### Input
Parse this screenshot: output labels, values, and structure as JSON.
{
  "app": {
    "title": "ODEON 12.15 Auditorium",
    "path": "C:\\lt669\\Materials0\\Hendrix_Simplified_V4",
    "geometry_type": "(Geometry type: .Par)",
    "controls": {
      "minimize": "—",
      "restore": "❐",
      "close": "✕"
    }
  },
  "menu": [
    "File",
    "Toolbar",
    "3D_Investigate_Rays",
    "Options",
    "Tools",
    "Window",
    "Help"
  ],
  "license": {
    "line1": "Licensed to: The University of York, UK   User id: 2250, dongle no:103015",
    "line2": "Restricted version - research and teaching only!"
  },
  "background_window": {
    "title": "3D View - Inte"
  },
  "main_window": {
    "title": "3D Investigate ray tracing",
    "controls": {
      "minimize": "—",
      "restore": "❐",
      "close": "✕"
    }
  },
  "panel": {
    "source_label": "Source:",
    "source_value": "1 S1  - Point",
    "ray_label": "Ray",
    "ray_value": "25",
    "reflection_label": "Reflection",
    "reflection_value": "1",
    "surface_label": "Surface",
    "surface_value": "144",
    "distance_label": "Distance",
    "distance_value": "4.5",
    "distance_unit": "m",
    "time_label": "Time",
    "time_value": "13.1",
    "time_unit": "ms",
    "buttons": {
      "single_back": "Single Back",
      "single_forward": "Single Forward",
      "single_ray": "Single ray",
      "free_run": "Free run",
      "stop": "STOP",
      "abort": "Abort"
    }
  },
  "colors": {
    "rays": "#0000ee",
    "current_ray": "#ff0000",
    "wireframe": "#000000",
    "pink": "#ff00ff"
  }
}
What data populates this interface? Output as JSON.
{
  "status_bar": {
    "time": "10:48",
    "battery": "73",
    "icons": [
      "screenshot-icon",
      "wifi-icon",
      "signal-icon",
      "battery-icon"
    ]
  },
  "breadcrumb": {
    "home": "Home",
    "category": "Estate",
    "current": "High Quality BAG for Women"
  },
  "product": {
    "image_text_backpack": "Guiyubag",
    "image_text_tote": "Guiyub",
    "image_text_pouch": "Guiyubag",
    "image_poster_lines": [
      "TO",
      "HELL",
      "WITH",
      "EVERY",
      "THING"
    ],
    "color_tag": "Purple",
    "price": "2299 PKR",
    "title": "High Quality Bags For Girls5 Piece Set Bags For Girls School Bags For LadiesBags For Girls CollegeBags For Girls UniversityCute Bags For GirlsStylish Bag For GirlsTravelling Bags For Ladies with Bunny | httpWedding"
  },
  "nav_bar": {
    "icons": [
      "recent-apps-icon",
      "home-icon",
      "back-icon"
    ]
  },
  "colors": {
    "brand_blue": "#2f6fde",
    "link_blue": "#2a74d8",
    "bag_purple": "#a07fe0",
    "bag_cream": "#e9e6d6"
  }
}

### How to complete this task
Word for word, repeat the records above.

### Response to the task
Parse this screenshot: output labels, values, and structure as JSON.
{
  "app": {
    "title": "ODEON 12.15 Auditorium",
    "path": "C:\\lt669\\Materials0\\Hendrix_Simplified_V4",
    "geometry_type": "(Geometry type: .Par)",
    "controls": {
      "minimize": "—",
      "restore": "❐",
      "close": "✕"
    }
  },
  "menu": [
    "File",
    "Toolbar",
    "3D_Investigate_Rays",
    "Options",
    "Tools",
    "Window",
    "Help"
  ],
  "license": {
    "line1": "Licensed to: The University of York, UK   User id: 2250, dongle no:103015",
    "line2": "Restricted version - research and teaching only!"
  },
  "background_window": {
    "title": "3D View - Inte"
  },
  "main_window": {
    "title": "3D Investigate ray tracing",
    "controls": {
      "minimize": "—",
      "restore": "❐",
      "close": "✕"
    }
  },
  "panel": {
    "source_label": "Source:",
    "source_value": "1 S1  - Point",
    "ray_label": "Ray",
    "ray_value": "25",
    "reflection_label": "Reflection",
    "reflection_value": "1",
    "surface_label": "Surface",
    "surface_value": "144",
    "distance_label": "Distance",
    "distance_value": "4.5",
    "distance_unit": "m",
    "time_label": "Time",
    "time_value": "13.1",
    "time_unit": "ms",
    "buttons": {
      "single_back": "Single Back",
      "single_forward": "Single Forward",
      "single_ray": "Single ray",
      "free_run": "Free run",
      "stop": "STOP",
      "abort": "Abort"
    }
  },
  "colors": {
    "rays": "#0000ee",
    "current_ray": "#ff0000",
    "wireframe": "#000000",
    "pink": "#ff00ff"
  }
}
What data populates this interface? Output as JSON.
{
  "status_bar": {
    "time": "10:48",
    "battery": "73",
    "icons": [
      "screenshot-icon",
      "wifi-icon",
      "signal-icon",
      "battery-icon"
    ]
  },
  "breadcrumb": {
    "home": "Home",
    "category": "Estate",
    "current": "High Quality BAG for Women"
  },
  "product": {
    "image_text_backpack": "Guiyubag",
    "image_text_tote": "Guiyub",
    "image_text_pouch": "Guiyubag",
    "image_poster_lines": [
      "TO",
      "HELL",
      "WITH",
      "EVERY",
      "THING"
    ],
    "color_tag": "Purple",
    "price": "2299 PKR",
    "title": "High Quality Bags For Girls5 Piece Set Bags For Girls School Bags For LadiesBags For Girls CollegeBags For Girls UniversityCute Bags For GirlsStylish Bag For GirlsTravelling Bags For Ladies with Bunny | httpWedding"
  },
  "nav_bar": {
    "icons": [
      "recent-apps-icon",
      "home-icon",
      "back-icon"
    ]
  },
  "colors": {
    "brand_blue": "#2f6fde",
    "link_blue": "#2a74d8",
    "bag_purple": "#a07fe0",
    "bag_cream": "#e9e6d6"
  }
}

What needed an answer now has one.